-------- Information --------
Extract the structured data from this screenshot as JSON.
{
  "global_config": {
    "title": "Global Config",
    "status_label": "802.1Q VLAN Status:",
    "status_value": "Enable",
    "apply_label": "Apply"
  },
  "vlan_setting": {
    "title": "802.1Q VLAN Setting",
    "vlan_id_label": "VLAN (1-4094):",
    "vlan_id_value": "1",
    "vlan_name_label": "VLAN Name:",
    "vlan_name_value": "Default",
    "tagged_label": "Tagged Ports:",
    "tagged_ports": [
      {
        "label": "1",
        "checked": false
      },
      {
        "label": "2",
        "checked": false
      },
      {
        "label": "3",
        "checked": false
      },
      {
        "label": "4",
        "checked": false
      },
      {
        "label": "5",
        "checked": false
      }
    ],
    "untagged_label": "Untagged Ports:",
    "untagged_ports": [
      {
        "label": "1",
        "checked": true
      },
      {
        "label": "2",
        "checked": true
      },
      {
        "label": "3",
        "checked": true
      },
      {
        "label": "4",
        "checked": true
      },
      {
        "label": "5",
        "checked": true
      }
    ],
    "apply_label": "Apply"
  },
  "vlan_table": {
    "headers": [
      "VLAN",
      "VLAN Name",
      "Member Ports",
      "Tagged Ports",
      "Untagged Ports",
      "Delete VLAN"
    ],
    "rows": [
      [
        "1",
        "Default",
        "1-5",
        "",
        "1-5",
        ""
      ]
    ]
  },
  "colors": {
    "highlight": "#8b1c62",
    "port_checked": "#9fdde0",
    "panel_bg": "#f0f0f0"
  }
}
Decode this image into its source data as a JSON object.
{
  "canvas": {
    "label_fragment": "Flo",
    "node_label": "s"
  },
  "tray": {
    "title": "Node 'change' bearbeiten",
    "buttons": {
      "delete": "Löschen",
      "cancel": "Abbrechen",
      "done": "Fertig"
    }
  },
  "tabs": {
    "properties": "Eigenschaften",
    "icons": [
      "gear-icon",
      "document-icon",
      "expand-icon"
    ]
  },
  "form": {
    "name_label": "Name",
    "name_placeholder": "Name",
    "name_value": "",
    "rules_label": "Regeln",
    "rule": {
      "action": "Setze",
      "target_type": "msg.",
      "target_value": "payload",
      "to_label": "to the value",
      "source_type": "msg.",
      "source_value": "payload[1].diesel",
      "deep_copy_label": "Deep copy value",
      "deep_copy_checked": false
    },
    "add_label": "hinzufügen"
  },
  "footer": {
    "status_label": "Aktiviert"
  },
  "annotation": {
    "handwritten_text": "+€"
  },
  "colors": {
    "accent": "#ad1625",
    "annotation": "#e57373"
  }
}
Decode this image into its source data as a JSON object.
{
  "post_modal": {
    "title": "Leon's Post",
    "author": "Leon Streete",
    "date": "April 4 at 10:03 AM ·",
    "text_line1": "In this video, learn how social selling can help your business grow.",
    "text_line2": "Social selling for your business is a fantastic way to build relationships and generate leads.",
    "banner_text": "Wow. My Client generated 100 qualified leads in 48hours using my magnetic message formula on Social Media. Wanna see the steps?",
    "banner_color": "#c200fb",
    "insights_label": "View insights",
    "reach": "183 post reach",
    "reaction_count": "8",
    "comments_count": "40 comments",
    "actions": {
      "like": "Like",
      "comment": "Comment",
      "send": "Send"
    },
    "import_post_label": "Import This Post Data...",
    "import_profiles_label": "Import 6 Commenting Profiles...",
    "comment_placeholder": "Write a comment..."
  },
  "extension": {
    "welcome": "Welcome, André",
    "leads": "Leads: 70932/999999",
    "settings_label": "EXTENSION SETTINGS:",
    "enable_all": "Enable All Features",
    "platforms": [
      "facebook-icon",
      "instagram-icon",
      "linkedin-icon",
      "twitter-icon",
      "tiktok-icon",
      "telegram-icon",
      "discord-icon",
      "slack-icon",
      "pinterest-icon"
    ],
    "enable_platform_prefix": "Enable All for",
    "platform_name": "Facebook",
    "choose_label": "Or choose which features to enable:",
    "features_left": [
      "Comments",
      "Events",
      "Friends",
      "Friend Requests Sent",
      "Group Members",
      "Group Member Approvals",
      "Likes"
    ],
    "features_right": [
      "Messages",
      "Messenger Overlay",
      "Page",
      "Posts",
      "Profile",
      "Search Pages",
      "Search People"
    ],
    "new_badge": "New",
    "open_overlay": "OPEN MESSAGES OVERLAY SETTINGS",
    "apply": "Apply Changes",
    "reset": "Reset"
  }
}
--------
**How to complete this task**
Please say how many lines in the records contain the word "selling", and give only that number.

**Reply**
2